  condition: >
    (outbound and consider_interpreted_outbound
     and interpreted_procs)
  output: >
    Interpreted program performed outgoing network connection
    (user=%user.name user_loginuid=%user.loginuid command=%proc.cmdline connection=%fd.name container_id=%container.id image=%container.image.repository)
  priority: NOTICE
  tags: [network, mitre_exfiltration]

- rule: Container Drift Detected (chmod)
  desc: New executable created in a container due to chmod
  condition: >
    chmod and
    consider_all_chmods and
    container and
    not runc_writing_var_lib_docker and
    not user_known_container_drift_activities and
    evt.rawres>=0 and
    ((evt.arg.mode contains "S_IXUSR") or
    (evt.arg.mode contains "S_IXGRP") or
    (evt.arg.mode contains "S_IXOTH"))
  exceptions:
    - name: proc_name_image_suffix
      fields: [proc.name, container.image.repository]
      comps: [in, endswith]
    - name: cmdline_file
      fields: [proc.cmdline, fd.name]
      comps: [in, in]
      values:
        - [["runc:[1:CHILD] init"], [/exec.fifo]]
  output: Drift detected (chmod), new executable created in a container (user=%user.name user_loginuid=%user.loginuid command=%proc.cmdline filename=%evt.arg.filename name=%evt.arg.name mode=%evt.arg.mode event=%evt.type)
  priority: ERROR

- rule: Outbound Connection to C2 Servers
  desc: Detect outbound connection to command & control servers
  condition: outbound and fd.sip in (c2_server_ip_list)
  exceptions:
    - name: proc_proto_sport
      fields: [proc.name, fd.l4proto, fd.sport]
  output: Outbound connection to C2 server (command=%proc.cmdline connection=%fd.name user=%user.name user_loginuid=%user.loginuid container_id=%container.id image=%container.image.repository)
  priority: WARNING
  tags: [network]

You can check the full rule descriptions on GitHub.

These Falco rules can detect suspicious outbound and inbound traffic, with or without interpreted programs, like perl.
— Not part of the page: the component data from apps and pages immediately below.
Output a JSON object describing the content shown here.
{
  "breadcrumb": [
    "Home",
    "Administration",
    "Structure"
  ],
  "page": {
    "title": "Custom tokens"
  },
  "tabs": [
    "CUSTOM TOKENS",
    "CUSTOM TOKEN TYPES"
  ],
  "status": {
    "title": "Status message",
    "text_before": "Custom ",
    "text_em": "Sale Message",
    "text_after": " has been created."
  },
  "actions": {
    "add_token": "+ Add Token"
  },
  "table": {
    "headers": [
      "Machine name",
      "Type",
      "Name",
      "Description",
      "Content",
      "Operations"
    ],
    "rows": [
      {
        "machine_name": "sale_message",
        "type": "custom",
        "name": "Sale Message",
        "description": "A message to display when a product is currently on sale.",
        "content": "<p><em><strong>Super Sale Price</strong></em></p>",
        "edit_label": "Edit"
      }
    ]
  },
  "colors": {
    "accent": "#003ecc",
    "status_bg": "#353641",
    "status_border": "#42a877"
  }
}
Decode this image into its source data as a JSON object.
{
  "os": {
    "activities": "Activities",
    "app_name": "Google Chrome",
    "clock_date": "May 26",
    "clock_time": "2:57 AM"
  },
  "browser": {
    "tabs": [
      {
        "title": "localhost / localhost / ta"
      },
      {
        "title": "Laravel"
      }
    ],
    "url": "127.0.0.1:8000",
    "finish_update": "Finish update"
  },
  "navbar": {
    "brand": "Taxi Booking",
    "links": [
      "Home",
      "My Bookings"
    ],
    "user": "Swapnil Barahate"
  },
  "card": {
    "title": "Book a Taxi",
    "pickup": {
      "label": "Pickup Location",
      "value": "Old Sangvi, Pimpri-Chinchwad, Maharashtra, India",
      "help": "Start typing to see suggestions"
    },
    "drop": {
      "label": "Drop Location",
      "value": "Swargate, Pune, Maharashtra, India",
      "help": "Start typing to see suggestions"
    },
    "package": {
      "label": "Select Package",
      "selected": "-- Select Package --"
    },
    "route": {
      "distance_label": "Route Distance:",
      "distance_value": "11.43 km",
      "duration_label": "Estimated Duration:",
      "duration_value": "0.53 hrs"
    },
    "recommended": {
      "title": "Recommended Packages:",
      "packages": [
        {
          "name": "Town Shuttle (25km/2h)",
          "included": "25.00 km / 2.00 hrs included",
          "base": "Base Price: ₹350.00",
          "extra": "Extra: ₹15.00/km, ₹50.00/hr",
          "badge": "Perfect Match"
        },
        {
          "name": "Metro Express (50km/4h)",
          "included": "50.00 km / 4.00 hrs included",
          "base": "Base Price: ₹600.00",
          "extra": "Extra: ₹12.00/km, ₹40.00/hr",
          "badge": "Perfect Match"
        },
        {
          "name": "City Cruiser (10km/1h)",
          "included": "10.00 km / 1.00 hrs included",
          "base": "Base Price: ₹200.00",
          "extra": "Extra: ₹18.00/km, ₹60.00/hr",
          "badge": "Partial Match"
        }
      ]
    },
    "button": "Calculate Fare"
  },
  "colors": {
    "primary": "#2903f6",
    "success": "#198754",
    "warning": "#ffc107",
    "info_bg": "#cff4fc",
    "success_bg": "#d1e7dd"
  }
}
They can also spot other common behaviors that this Shellbot malware adopts, like giving execution permission to the downloaded files or modifying the shell configuration file.

Detecting with Sysdig Secure

The Sysdig Secure DevOps Platform is built on top of Falco and can also be used to detect this attack. For example, DevOps can:

  • Create a policy to detect any destination IPs or ports which are not in the white list.
  • Create a policy to detect any binaries and scripts launched which are not in the allow list (e.g., craton.pl,bot.pl, etc.).
  • Create a policy to detect any execution by interpreted programs, like Perl, if it is not expected.

The c2_server_ip_list can be filled with the malicious IP that we found.

Moreover, you can also prevent any of these behaviors, killing and restarting the involved systems when your Falco rules are triggered.

Conclusion

The Sysdig Security Research team dug deep into Shellbot malware architecture and malicious activity to improve the detection systems.

We covered a counter-trend malware that can compromise your system, giving the attacker the possibility to download new files, open connections, leverage your machine to launch DDoS attacks to a specific target, and so on.

So, the system administrator must always adopt tools in order to detect suspicious behaviors and anomalous connections. Thus, they can protect the integrity of their environment, and keep all the services and software up to date to avoid becoming a zombie system.

If you would like to find out more about Falco:


At Sysdig Secure, we extend Falco with out-of-the-box rules, along with other open source projects, making it even easier to work with and manage Kubernetes security. Register for our Free 30-day trial and see for yourself!

The Sysdig Secure DevOps Platform provides security to confidently run containers, Kubernetes, and cloud services. With Sysdig, you can secure the build pipeline, detect and respond to runtime threats, continuously validate compliance, and monitor and troubleshoot cloud infrastructure and services. Try it today!

Stay up to date

Sign up to receive our newest.

Related Posts

THREAT ALERT: Crypto miner attack – Sysrv-Hello Botnet targeting WordPress pods

THREAT ALERT: Crypto miner attack involving RinBot’s server, a popular Discord bot

Threat news: Tsunami malware mutated. Now targeting Jenkins and Weblogic services